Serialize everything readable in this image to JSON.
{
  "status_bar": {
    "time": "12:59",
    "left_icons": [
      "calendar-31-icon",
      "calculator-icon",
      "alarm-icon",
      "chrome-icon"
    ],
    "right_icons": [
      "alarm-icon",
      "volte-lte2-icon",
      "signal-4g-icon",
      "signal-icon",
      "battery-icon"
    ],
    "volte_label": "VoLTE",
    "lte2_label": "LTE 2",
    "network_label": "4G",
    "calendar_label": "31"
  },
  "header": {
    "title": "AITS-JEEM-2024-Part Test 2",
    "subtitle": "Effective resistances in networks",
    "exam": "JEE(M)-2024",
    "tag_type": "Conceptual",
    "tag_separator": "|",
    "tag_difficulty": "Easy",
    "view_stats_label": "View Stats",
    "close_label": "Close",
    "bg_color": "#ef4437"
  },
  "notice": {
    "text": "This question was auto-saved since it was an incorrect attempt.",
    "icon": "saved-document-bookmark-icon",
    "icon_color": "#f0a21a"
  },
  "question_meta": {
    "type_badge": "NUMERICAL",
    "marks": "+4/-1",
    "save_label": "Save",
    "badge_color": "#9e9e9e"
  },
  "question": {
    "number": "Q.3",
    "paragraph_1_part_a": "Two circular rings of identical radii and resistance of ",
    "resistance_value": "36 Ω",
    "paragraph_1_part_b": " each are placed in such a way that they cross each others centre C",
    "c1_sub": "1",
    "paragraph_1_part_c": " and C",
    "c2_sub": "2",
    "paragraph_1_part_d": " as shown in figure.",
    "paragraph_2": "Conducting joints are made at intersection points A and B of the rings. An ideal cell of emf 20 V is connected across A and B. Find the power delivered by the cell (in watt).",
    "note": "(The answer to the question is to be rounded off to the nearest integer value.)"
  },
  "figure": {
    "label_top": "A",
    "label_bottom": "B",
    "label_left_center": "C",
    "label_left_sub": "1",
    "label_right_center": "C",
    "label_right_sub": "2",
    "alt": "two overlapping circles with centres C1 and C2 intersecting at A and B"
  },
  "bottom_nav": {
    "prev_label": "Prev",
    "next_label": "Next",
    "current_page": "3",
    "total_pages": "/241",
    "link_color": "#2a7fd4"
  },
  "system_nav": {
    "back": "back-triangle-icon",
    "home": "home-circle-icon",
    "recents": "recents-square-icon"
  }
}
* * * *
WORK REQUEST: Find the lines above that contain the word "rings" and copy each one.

SOLUTION BELOW:
    "paragraph_1_part_a": "Two circular rings of identical radii and resistance of ",
    "paragraph_2": "Conducting joints are made at intersection points A and B of the rings. An ideal cell of emf 20 V is connected across A and B. Find the power delivered by the cell (in watt).",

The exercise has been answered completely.